** Opening EXERCISE DATA block **

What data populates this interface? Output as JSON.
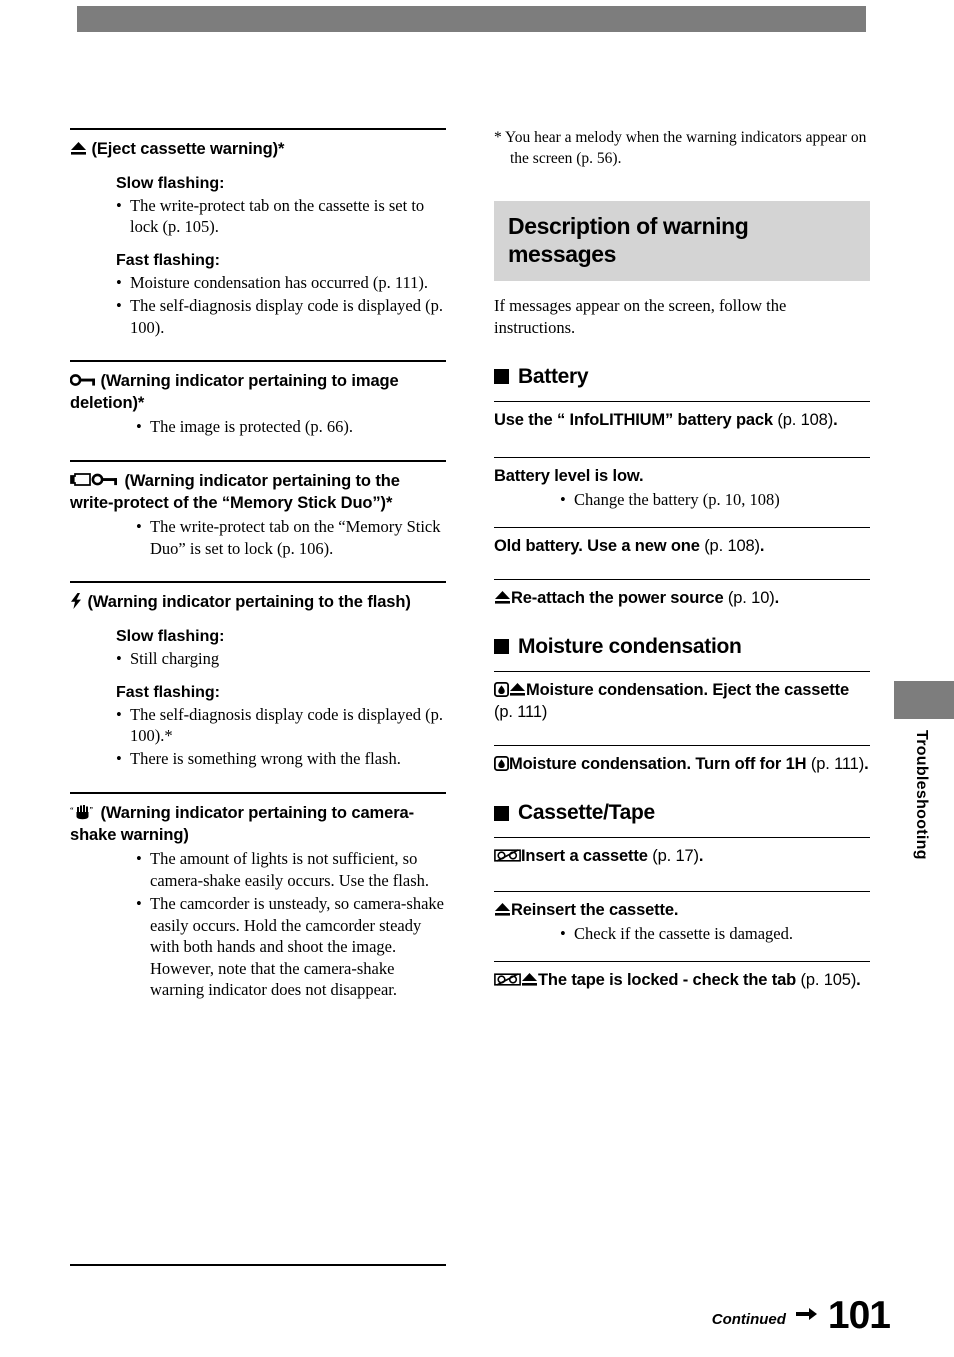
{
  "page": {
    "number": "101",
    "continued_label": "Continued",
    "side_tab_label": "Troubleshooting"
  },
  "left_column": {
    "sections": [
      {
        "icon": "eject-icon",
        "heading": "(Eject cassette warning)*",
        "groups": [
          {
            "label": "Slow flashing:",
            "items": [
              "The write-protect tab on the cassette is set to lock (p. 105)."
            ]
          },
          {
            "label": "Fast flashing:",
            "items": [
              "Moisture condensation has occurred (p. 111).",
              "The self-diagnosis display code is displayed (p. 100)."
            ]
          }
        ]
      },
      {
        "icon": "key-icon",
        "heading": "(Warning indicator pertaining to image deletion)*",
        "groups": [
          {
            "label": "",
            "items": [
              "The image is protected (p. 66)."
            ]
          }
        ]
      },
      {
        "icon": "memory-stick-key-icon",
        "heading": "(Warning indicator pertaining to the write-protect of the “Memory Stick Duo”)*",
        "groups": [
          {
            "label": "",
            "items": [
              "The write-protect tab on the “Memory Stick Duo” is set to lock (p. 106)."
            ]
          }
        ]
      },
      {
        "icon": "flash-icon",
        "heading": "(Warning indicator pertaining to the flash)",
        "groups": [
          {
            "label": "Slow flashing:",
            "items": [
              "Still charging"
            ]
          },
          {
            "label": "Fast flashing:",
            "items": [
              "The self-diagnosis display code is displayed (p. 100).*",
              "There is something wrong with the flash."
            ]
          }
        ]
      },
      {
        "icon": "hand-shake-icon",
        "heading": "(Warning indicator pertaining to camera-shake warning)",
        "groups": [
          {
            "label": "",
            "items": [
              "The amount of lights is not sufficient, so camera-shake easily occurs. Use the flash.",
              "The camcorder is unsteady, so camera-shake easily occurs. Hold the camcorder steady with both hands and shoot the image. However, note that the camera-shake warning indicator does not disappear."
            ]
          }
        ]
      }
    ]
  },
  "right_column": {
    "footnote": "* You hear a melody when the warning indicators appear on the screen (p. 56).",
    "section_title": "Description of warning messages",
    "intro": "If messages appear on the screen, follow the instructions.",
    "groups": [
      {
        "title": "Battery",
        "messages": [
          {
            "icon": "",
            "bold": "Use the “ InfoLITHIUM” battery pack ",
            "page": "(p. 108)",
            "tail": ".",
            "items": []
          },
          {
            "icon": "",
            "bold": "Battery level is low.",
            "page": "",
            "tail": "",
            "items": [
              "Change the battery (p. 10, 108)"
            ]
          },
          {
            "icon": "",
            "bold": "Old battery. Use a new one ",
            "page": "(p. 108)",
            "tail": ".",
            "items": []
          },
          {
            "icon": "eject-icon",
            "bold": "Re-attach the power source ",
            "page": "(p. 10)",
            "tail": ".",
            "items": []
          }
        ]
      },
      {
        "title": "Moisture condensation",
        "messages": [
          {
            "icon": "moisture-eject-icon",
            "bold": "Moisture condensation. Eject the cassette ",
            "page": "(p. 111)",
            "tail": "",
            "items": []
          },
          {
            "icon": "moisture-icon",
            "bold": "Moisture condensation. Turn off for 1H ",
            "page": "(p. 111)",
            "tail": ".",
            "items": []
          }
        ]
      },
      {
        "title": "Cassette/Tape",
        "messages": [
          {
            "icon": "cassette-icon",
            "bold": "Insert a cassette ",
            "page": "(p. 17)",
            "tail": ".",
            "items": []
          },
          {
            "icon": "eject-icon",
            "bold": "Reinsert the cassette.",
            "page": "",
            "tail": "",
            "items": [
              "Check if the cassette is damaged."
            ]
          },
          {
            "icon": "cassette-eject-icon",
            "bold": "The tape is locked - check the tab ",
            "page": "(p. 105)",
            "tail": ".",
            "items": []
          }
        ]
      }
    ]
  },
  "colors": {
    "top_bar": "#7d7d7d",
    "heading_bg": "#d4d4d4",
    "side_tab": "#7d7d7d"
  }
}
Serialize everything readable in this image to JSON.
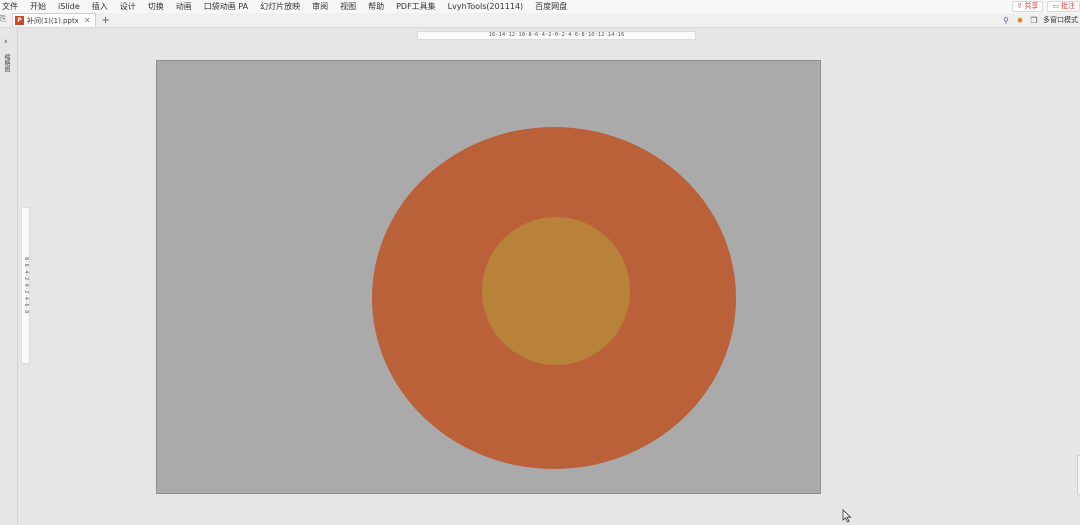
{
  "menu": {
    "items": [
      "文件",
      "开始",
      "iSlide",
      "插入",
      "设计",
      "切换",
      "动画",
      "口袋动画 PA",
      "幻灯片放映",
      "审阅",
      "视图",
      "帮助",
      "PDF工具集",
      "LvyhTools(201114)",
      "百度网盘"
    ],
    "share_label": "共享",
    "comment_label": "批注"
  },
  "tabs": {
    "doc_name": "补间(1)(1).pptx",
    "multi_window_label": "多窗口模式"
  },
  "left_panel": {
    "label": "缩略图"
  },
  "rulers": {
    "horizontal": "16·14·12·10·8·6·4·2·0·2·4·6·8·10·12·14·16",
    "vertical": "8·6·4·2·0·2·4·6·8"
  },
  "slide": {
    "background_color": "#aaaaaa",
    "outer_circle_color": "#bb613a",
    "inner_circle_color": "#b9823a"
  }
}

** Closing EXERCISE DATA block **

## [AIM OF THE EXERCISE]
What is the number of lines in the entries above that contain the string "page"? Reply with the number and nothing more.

## [SOLVED PROBLEM]
10